The other shows were either already in existence before they joined the network or were pitched to me. I think we have a good mix of topics but we can always do better.
Podcasting seems to have experienced something of a renaissance in recent months — what do you make of the mainstream chatter surrounding the medium?
The more of it there is, the better for all of us. I hope it goes really mainstream soon, although that might irk some people that have been podcasting for a while. But that is how it is with everything when it captures a broad audience. Serial was great for the medium but it's not the best thing since sliced bread. Radiolab is.
You’re most well known in Slovenia but do some English work with your Storming Mortal podcast and appearances on other English language podcasts. What are the fundamental differences between the tech scene in Slovenia and those of the U.S. or Western Europe? How does your Slovenian perspective influence how you view technology?
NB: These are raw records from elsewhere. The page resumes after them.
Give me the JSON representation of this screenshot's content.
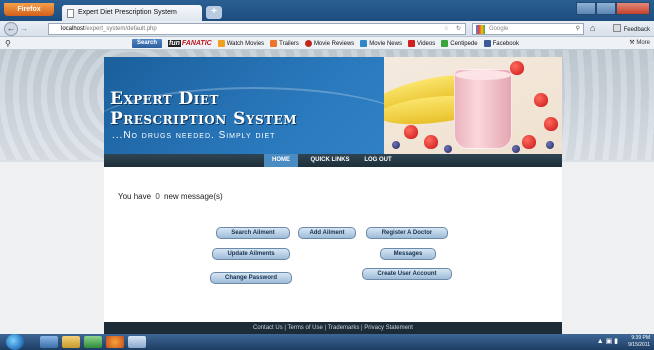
{
  "browser": {
    "app_button": "Firefox",
    "tab_title": "Expert Diet Prescription System",
    "new_tab": "+",
    "url_host": "localhost",
    "url_path": "/expert_system/default.php",
    "search_placeholder": "Google",
    "feedback": "Feedback"
  },
  "toolbar": {
    "search_button": "Search",
    "brand_fun": "fun",
    "brand_rest": "FANATIC",
    "links": [
      {
        "label": "Watch Movies",
        "icon": "h-icon",
        "color": "#f0a020"
      },
      {
        "label": "Trailers",
        "icon": "star-icon",
        "color": "#e8762c"
      },
      {
        "label": "Movie Reviews",
        "icon": "tomato-icon",
        "color": "#c0281e"
      },
      {
        "label": "Movie News",
        "icon": "news-icon",
        "color": "#2f86c8"
      },
      {
        "label": "Videos",
        "icon": "youtube-icon",
        "color": "#d02020"
      },
      {
        "label": "Centipede",
        "icon": "centipede-icon",
        "color": "#3aa53a"
      },
      {
        "label": "Facebook",
        "icon": "facebook-icon",
        "color": "#3b5998"
      }
    ],
    "more": "More"
  },
  "site": {
    "title_line1": "Expert Diet",
    "title_line2": "Prescription System",
    "tagline": "...No drugs needed. Simply diet",
    "menu": {
      "home": "HOME",
      "quick_links": "QUICK LINKS",
      "logout": "LOG OUT"
    },
    "message": {
      "prefix": "You have",
      "count": "0",
      "suffix": "new message(s)"
    },
    "buttons": {
      "search_ailment": "Search Ailment",
      "add_ailment": "Add Ailment",
      "register_doctor": "Register A Doctor",
      "update_ailments": "Update Ailments",
      "messages": "Messages",
      "change_password": "Change Password",
      "create_user": "Create User Account"
    },
    "footer": "Contact Us | Terms of Use | Trademarks | Privacy Statement"
  },
  "taskbar": {
    "time": "9:39 PM",
    "date": "9/15/2011"
  }
}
"The scale of what you can do here is definitely different"
I think the interests are pretty much the same but Slovenia only has 2 million people so when you calculate the percentage of people that are very interested in tech, you still arrive at a tiny number so the scale of what you can do here is definitely different.
We are a sovereign nation with our own language and our own context of existence by which I mean that something as fundamental as the onscreen keyboard on mobile devices was not really designed as for all our characters and most platforms didn't have a Slovene spell checker. So, when apps like Swiftkey come out and sort of take things like that into account you view them differently than an American or British person that just sees a "fancy keyboard that I don't need". It's the same with the system language which took a long time on some platforms to be translated. Here, the best phone in the world is worth a lot less if the company that makes it doesn't take the time to customize it to something other than English.
Those are some obvious examples but there are many more things like that and they add up so I see Apple, Google etc. a lot differently than someone oversees.
Do you have plans for more work with English-speaking audiences in mind?
I'd love to do something on a regular basis in English but with my time constraints it would have to be a panel show of some sort and not an interview show. The Slovene one already takes too much time.
How do you manage your time across your various writing and podcasting duties?
I honestly have no idea. That is my answer. I burnt out last year and now my interview show is bi-weekly so it's been a little easier. But I have not solved my time management problems.
Tell me a bit about your current set up. What tools do you rely on to get the job done?
I have a Nexus 5 which is great. Stock Android is wonderful for the way I use my phone. I also have an iPad Mini 2 which is awesome.
I record my in-person interviews on my trusty Blue Yeti and I have two Heil PR-40 mics at home that are plugged into a XENYX UFX1204 mixer. I also have a Blue Snowball that I loan to guests if we are doing a show via Skype. My main computer is an i3 powered PC box. 16 GB of RAM and a 250 GB SSD + 1 TB hard drive combo. It's great.
As a tech fan, what innovations are you most looking forward to in the next 12 months?
I really hope wearables turn out to be an actual thing. They most likely will, but it's too early in that cycle to tell.
What do the next 5 to 10 years have in store for Anže Tomić?
I hope I can make a living as a journalist into the future. The magazines I work for are great place to work. A goal is to turn this whole podcasting thing into something bigger, although I have no idea what that looks like yet.
Where can people find out more about you and your work?